[Interface dataset entries]
---+---

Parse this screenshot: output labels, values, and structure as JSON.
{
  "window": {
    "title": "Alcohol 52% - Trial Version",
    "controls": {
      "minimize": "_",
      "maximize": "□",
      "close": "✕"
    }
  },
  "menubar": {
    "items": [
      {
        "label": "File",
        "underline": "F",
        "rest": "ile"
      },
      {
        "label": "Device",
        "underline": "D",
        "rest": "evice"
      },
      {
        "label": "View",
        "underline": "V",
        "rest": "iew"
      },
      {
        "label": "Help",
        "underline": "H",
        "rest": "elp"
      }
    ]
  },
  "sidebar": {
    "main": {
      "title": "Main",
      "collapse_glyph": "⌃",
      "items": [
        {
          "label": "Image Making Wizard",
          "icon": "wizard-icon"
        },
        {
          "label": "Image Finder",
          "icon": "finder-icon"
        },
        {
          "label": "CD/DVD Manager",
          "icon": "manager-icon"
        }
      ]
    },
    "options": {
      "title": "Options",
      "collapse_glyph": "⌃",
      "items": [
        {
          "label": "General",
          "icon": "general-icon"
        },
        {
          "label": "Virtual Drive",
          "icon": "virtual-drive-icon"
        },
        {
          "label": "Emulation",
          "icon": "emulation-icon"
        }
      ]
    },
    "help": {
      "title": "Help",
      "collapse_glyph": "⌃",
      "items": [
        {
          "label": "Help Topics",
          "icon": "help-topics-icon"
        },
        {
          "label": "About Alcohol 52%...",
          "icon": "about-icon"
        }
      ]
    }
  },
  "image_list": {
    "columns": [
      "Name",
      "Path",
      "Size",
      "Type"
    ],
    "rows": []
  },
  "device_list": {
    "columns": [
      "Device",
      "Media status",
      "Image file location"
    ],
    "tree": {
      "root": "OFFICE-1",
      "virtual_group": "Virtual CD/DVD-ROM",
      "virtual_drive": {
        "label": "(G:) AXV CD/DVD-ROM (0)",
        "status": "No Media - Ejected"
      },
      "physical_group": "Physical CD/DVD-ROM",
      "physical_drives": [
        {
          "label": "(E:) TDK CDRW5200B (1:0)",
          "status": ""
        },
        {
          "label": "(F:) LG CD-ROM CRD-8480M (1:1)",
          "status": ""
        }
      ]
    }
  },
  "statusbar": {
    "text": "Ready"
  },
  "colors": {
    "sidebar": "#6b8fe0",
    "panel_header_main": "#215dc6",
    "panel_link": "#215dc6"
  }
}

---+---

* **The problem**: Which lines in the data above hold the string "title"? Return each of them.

* **Reply**:
    "title": "Alcohol 52% - Trial Version",
      "title": "Main",
      "title": "Options",
      "title": "Help",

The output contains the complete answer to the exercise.